Every picture is to be removed, and all the data is to be copied exactly.

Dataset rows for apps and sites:

- - -

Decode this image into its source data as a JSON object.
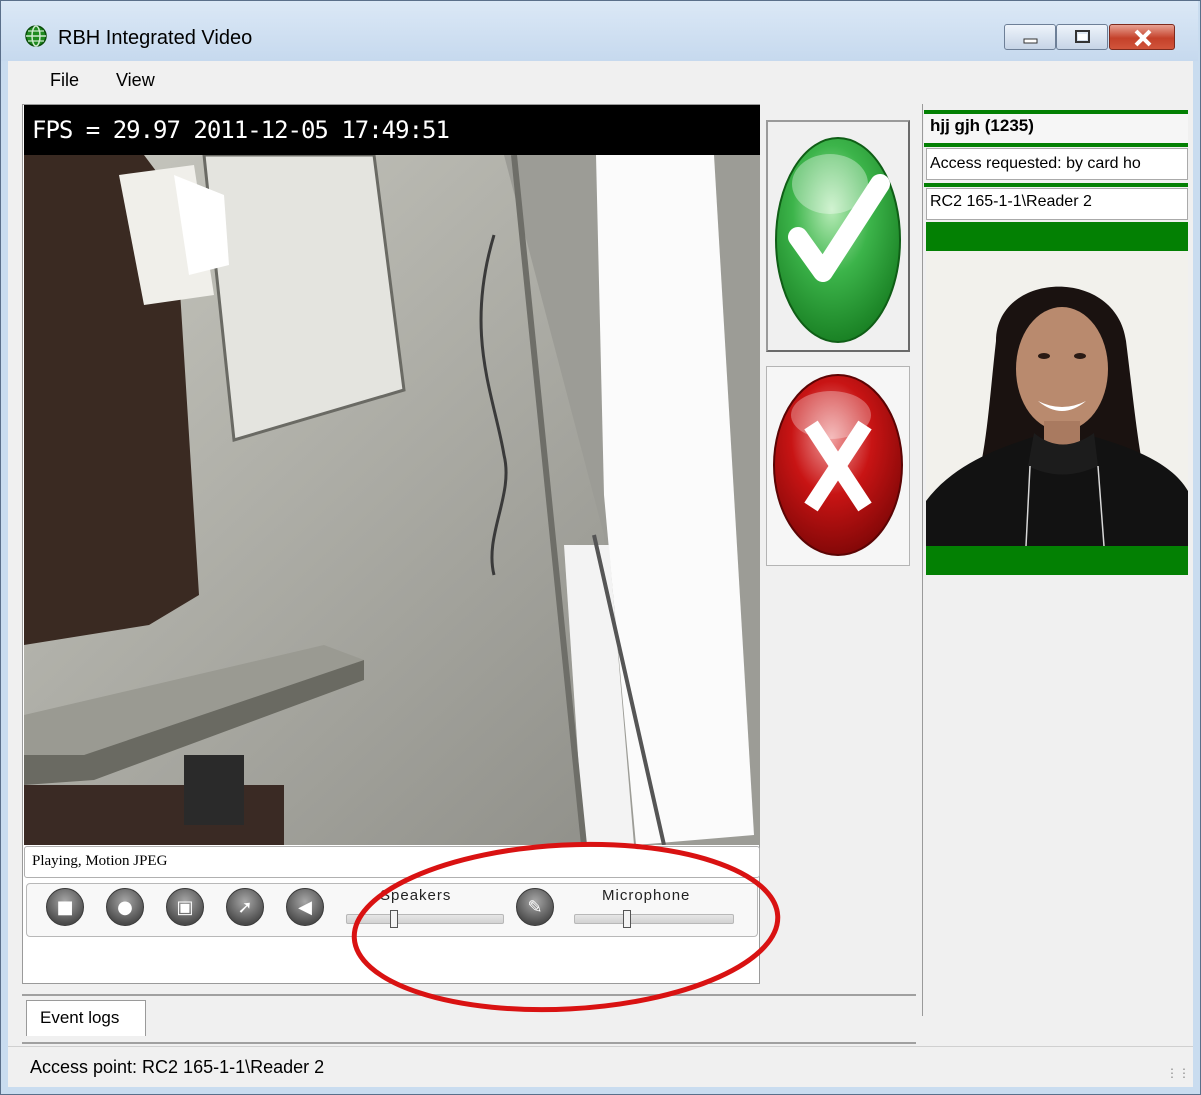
{
  "window": {
    "title": "RBH Integrated Video"
  },
  "menu": {
    "items": [
      "File",
      "View"
    ]
  },
  "video": {
    "overlay_text": "FPS = 29.97 2011-12-05 17:49:51",
    "status": "Playing, Motion JPEG",
    "controls": {
      "speakers_label": "Speakers",
      "microphone_label": "Microphone"
    }
  },
  "access_panel": {
    "cardholder": "hjj gjh (1235)",
    "access_message": "Access requested: by card ho",
    "reader": "RC2 165-1-1\\Reader 2"
  },
  "tabs": [
    "Event logs"
  ],
  "statusbar": {
    "text": "Access point: RC2 165-1-1\\Reader 2"
  },
  "colors": {
    "accept": "#1f9a2c",
    "deny": "#b10a0a",
    "indicator_green": "#038003",
    "annotation": "#d91212"
  }
}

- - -

• [Your response]
Decode this image into its source data as a JSON object.
{
  "window": {
    "title": "RBH Integrated Video"
  },
  "menu": {
    "items": [
      "File",
      "View"
    ]
  },
  "video": {
    "overlay_text": "FPS = 29.97 2011-12-05 17:49:51",
    "status": "Playing, Motion JPEG",
    "controls": {
      "speakers_label": "Speakers",
      "microphone_label": "Microphone"
    }
  },
  "access_panel": {
    "cardholder": "hjj gjh (1235)",
    "access_message": "Access requested: by card ho",
    "reader": "RC2 165-1-1\\Reader 2"
  },
  "tabs": [
    "Event logs"
  ],
  "statusbar": {
    "text": "Access point: RC2 165-1-1\\Reader 2"
  },
  "colors": {
    "accept": "#1f9a2c",
    "deny": "#b10a0a",
    "indicator_green": "#038003",
    "annotation": "#d91212"
  }
}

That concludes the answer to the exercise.